The hill starts tutorial explain how to move park up hill and downhill, plus how to correctly make hill starts and downhill starts in detail with the emphasis being on clutch control. Explained also are frequent mistakes learner drivers make during a driving test and how to avoid them.

Clutch control in traffic

During driving lessons and the driving test, there will be plenty of occasions that you stop in traffic. Look well ahead for any indication that the traffic is starting to move. This can be traffic lights changing ahead or through other car windows

This will better prepare you to move the car off and less likely to stall. Sometimes it is worth keeping the clutch at the bite whilst waiting (same technique as clutch control on a hill). This should only be done if a very short wait is anticipated. If you will have a longer wait get into the habit of fully depressing the clutch while stationary and finding the bite point just before moving off.

Clutch control at junctions

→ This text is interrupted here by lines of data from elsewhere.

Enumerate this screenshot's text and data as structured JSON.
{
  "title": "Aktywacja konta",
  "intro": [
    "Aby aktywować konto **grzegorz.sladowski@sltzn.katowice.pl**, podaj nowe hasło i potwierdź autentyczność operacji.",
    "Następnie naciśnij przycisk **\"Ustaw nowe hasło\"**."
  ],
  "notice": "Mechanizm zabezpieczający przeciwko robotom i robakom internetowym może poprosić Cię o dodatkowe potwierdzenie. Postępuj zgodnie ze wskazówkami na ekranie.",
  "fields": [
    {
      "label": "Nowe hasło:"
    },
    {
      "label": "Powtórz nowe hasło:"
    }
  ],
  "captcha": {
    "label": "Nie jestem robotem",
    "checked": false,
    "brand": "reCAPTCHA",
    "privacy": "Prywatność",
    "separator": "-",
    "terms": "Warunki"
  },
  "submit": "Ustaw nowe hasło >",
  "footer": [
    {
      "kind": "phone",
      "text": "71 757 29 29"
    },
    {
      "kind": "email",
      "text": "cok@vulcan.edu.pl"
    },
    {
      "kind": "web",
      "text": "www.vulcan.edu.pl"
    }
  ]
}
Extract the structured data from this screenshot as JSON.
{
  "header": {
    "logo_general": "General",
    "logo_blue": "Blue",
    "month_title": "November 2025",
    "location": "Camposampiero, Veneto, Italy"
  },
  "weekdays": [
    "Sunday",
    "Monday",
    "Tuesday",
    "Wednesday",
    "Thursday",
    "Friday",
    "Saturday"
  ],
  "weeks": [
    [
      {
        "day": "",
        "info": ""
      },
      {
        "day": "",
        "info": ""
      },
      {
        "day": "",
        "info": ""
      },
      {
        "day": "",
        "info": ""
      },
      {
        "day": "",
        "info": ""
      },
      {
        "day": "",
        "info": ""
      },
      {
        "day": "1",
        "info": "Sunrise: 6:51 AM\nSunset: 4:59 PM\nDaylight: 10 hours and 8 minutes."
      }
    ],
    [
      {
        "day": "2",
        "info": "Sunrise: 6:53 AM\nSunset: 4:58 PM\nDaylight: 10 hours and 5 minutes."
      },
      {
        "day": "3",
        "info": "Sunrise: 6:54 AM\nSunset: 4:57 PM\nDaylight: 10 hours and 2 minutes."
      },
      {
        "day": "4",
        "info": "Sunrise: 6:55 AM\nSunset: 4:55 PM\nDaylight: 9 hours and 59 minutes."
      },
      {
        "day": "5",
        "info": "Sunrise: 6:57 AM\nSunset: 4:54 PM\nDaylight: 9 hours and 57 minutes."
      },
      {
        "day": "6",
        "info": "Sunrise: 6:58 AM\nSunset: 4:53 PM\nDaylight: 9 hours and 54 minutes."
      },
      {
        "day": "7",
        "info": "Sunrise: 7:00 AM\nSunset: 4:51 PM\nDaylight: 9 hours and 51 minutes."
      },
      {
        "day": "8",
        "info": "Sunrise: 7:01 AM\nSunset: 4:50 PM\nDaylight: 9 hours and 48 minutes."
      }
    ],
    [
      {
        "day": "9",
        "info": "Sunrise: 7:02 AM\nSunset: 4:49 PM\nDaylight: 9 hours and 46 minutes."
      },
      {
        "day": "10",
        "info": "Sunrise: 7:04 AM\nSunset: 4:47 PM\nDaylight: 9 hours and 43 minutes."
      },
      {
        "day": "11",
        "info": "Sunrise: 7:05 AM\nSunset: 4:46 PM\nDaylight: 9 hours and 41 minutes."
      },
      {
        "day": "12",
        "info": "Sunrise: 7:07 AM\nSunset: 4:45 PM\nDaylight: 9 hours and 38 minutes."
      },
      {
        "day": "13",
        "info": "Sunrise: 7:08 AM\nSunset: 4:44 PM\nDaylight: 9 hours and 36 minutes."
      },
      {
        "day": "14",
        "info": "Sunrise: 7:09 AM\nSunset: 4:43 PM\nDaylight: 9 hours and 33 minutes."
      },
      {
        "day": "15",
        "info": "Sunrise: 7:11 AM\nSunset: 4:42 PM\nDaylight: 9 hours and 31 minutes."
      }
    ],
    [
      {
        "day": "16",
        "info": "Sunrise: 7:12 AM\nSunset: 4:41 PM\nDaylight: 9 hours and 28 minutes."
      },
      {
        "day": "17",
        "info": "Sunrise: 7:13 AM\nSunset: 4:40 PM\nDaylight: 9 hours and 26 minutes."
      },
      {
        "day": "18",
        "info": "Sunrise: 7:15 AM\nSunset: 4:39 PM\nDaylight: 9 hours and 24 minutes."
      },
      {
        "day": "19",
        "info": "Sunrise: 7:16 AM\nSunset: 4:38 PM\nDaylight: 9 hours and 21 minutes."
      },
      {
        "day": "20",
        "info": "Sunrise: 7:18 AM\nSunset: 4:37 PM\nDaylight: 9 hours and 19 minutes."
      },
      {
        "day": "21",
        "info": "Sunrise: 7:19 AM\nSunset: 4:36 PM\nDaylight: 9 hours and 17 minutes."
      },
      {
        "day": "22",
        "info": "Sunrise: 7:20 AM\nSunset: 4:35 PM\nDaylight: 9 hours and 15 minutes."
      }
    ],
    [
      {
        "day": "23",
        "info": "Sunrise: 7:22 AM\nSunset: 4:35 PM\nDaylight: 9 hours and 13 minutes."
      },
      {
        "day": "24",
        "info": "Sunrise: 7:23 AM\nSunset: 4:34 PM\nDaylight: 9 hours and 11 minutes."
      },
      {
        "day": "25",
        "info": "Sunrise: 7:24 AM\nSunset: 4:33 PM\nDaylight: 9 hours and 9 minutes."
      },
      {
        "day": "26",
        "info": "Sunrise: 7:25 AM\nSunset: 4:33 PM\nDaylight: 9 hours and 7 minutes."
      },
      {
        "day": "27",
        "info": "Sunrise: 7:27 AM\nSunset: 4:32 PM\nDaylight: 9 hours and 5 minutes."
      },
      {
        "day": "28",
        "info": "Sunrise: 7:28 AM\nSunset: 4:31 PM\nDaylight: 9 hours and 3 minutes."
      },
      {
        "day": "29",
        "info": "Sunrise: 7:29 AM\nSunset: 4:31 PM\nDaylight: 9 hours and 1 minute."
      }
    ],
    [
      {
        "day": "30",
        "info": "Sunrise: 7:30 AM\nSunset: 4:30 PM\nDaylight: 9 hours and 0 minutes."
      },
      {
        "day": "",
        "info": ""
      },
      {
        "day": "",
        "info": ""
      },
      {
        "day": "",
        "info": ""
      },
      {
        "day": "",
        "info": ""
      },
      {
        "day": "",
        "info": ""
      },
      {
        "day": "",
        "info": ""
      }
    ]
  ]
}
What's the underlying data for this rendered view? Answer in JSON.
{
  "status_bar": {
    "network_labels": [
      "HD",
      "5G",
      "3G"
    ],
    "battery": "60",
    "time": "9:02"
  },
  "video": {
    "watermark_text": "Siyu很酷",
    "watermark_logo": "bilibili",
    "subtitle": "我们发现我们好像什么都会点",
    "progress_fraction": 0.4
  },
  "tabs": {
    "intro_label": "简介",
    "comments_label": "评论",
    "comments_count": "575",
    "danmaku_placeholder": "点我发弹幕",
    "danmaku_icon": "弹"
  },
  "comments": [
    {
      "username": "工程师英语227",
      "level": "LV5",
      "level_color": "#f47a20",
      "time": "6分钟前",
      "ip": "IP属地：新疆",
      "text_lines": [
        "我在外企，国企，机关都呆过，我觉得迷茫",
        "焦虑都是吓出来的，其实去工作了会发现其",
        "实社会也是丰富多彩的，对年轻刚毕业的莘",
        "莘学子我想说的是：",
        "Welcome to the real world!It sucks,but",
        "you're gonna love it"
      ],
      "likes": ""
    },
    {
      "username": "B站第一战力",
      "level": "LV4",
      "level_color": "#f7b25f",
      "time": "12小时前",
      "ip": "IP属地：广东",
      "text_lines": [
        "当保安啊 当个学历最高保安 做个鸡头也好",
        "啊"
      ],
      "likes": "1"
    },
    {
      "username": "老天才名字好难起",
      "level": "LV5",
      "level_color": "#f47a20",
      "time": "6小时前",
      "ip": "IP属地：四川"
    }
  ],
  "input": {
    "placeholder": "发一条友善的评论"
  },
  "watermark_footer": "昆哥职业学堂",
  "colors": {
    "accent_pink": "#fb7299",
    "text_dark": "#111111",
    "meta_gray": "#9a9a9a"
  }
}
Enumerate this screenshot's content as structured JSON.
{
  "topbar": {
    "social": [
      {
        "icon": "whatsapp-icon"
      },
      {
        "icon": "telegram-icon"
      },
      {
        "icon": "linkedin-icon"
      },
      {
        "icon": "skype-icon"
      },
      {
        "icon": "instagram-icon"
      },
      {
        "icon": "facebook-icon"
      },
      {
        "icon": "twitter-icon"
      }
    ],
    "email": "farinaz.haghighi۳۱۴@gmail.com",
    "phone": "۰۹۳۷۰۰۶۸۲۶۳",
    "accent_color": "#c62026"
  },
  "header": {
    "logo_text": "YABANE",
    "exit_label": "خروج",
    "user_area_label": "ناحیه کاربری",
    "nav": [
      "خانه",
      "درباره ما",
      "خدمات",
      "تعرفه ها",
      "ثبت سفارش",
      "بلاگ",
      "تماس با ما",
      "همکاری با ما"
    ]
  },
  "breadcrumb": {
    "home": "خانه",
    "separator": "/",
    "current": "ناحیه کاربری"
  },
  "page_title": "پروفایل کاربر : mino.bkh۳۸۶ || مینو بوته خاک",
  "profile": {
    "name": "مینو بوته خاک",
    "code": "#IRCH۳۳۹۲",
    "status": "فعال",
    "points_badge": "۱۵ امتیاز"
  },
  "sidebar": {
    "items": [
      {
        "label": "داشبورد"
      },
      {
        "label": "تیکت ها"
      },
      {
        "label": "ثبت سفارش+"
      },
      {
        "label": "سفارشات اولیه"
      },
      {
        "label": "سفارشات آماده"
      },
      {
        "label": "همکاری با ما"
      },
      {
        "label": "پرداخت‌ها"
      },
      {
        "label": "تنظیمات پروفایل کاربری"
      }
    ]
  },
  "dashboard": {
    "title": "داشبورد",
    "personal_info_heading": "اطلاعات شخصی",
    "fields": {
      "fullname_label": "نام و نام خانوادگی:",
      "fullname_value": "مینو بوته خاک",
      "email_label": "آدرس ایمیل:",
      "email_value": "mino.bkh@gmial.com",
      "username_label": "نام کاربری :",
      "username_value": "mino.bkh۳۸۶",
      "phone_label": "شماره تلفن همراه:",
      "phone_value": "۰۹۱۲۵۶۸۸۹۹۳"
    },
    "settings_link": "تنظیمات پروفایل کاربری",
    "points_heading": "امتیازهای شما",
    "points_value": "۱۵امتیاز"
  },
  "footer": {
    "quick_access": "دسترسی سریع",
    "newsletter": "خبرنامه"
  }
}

During the driving test, you will likely be taken through many different types of junctions. Often the most challenging are closed junction. A closed junction is very difficult to observe and approaching traffic as there are often obstacles blocking your view, such as  trees, bushes, fences etc. A high standard of clutch control is required at these types of junctions as you will need the ability to move forward very slowly. Fractionally pressing the clutch just under the bite point to slow the car and lifting very slightly to move forward. The technique for Learning clutch control should be employed in such instances. Quick and constant observations should be made and the ability to quickly depress the clutch and brake if there is need to stop. You will look at the junction and then inch forward. Then you look again and inch forward again. Repeating this procedure until you can see the junction fully. We call this technique "PEEP and CREEP".